Activity:
Keep every line in which "this" occurs and drop the rest of the data.

::::::::

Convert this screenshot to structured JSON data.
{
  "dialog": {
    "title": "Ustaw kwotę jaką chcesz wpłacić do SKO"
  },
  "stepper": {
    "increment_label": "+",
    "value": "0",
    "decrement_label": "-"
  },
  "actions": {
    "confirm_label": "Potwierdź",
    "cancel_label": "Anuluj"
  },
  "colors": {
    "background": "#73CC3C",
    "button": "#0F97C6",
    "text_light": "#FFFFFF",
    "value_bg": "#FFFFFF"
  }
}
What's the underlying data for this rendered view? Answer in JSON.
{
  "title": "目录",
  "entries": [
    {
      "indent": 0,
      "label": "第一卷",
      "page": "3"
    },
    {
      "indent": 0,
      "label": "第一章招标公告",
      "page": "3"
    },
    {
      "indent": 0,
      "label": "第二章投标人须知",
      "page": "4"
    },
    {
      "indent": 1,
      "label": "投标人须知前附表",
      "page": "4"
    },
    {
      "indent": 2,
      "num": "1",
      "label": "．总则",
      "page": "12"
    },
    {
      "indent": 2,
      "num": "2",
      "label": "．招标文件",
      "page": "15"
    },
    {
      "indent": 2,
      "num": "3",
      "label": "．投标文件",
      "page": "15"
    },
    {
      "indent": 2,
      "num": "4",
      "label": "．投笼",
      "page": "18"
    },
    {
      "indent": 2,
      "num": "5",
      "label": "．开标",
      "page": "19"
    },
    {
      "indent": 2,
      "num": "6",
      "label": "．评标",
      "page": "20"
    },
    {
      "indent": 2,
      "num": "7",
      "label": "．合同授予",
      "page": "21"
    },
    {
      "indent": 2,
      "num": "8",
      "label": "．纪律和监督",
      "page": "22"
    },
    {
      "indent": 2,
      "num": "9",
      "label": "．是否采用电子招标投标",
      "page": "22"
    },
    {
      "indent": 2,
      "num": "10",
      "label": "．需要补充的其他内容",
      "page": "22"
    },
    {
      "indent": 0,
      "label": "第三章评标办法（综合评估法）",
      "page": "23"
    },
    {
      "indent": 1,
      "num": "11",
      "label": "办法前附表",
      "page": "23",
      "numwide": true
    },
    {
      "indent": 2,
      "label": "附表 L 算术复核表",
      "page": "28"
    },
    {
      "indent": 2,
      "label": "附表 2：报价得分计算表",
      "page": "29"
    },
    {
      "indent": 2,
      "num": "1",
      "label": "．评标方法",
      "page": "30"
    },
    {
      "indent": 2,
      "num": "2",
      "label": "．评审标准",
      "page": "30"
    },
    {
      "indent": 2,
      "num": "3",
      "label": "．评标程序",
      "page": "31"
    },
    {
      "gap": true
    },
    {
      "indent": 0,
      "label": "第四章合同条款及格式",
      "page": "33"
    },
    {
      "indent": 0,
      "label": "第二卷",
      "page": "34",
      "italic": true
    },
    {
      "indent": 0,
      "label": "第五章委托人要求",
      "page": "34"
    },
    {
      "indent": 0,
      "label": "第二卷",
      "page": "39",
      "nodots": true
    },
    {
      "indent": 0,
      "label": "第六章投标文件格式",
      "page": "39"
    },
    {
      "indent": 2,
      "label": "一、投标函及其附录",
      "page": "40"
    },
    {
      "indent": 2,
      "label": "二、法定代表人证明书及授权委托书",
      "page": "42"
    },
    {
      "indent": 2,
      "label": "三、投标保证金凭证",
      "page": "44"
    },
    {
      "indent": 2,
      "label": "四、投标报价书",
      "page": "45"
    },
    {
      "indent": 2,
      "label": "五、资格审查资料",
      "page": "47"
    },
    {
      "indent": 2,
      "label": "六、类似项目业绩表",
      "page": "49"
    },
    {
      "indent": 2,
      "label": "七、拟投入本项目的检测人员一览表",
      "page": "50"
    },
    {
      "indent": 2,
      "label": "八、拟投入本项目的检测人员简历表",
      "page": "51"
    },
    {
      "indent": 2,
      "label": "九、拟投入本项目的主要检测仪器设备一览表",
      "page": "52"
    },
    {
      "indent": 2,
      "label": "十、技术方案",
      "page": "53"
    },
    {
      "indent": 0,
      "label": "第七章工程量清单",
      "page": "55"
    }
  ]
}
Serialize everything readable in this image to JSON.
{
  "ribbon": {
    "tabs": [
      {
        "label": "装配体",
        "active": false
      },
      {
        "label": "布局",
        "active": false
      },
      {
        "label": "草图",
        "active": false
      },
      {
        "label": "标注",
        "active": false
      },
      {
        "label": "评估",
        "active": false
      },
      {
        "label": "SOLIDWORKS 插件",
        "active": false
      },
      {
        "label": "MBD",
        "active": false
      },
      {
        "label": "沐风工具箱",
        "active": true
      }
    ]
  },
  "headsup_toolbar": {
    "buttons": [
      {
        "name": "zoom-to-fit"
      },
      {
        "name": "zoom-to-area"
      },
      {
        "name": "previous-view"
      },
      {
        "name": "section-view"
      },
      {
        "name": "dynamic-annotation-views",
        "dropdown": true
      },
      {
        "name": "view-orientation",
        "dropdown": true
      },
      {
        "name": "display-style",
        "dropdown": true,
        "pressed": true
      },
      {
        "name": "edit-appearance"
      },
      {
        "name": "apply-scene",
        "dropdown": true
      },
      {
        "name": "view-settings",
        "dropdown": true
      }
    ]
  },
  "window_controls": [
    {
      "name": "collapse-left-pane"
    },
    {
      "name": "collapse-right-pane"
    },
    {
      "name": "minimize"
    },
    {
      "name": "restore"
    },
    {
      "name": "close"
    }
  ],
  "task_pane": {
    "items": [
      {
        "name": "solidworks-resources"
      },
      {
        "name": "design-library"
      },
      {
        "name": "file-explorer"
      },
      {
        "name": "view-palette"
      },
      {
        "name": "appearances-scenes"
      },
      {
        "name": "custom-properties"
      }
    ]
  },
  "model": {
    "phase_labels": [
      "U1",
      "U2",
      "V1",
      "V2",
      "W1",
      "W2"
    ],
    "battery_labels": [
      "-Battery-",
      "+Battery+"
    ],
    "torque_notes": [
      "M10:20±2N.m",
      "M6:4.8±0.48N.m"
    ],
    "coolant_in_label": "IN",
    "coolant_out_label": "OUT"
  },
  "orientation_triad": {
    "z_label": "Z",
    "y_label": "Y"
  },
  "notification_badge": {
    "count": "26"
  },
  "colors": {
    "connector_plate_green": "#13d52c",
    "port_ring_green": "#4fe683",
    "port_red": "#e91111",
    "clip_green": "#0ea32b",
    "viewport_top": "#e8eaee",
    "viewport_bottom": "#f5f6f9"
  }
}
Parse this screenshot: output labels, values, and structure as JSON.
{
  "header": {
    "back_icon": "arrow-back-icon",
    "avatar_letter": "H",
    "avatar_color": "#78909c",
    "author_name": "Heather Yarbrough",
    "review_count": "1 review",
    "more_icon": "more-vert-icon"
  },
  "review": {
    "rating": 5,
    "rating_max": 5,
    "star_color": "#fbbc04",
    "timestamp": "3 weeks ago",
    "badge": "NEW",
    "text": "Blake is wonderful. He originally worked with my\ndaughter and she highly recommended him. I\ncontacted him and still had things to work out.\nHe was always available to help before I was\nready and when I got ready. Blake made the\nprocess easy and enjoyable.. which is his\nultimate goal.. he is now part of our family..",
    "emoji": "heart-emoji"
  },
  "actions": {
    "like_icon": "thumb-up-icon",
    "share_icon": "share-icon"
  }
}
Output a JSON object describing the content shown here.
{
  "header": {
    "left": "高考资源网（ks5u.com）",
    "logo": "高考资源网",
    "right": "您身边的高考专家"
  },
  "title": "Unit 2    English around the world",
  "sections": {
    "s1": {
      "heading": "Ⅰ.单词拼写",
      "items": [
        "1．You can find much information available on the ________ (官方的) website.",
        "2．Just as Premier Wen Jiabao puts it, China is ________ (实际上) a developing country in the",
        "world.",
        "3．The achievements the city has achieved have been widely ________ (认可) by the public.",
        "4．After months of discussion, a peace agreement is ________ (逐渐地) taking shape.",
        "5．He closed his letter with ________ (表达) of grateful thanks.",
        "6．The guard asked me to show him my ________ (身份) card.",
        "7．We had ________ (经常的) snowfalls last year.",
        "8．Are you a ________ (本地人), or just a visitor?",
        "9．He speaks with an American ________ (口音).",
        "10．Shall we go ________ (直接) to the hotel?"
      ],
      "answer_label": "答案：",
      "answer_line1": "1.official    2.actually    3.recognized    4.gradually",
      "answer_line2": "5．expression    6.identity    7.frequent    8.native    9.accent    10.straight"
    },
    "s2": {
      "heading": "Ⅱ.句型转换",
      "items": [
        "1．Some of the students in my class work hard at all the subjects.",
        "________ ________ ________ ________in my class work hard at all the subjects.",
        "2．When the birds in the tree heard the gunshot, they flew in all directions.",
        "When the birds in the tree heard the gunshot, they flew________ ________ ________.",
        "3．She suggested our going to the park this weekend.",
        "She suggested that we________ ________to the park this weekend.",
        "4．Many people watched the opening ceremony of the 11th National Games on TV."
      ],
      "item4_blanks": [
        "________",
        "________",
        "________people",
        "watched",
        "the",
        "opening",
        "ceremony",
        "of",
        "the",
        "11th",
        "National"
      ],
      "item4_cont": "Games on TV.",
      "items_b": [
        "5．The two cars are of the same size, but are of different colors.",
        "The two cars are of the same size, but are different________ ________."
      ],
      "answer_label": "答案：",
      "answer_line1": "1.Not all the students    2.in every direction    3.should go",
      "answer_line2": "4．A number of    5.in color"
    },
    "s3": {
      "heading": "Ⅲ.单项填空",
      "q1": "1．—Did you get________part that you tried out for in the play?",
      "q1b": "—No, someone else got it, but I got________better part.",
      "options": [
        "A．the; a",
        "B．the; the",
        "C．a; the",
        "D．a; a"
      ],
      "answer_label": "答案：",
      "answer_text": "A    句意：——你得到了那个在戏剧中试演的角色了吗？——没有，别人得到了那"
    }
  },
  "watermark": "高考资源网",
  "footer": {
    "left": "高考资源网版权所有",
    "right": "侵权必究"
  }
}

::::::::

Output:
Convert this screenshot to structured JSON data.
What's the underlying data for this rendered view? Answer in JSON.
Serialize everything readable in this image to JSON.
Parse this screenshot: output labels, values, and structure as JSON.
        "3．She suggested our going to the park this weekend.",
        "She suggested that we________ ________to the park this weekend.",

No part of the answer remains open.